* EXERCISE GOAL *
Which lines of the entries below include "with"? List them all.

Start of DATASET EXCERPTS

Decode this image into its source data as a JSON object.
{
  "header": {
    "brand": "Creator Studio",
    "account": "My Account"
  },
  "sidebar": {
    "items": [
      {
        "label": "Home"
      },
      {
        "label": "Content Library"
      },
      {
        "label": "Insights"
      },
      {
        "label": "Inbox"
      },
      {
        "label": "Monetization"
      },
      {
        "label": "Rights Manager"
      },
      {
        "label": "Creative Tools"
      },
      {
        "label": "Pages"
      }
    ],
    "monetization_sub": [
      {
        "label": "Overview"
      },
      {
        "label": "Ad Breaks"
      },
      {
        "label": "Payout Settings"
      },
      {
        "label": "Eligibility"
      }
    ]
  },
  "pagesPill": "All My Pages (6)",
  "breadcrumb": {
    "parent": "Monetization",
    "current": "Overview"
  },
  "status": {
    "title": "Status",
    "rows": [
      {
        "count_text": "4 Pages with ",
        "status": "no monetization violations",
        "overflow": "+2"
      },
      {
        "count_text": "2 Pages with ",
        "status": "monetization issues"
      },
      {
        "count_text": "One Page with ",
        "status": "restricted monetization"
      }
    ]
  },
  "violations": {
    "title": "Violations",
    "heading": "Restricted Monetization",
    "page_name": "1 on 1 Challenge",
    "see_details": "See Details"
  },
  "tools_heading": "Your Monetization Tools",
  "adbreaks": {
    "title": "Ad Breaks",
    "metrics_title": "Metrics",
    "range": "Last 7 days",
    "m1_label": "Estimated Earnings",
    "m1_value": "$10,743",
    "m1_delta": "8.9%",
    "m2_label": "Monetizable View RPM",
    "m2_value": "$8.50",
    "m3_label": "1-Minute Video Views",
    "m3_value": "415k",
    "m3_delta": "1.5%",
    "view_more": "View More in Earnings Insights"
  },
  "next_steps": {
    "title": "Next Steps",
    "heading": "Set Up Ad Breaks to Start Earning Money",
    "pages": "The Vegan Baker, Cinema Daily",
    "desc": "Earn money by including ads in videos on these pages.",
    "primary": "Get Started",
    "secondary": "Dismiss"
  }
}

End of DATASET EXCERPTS

* EXPECTED ANSWER *
        "count_text": "4 Pages with ",
        "count_text": "2 Pages with ",
        "count_text": "One Page with ",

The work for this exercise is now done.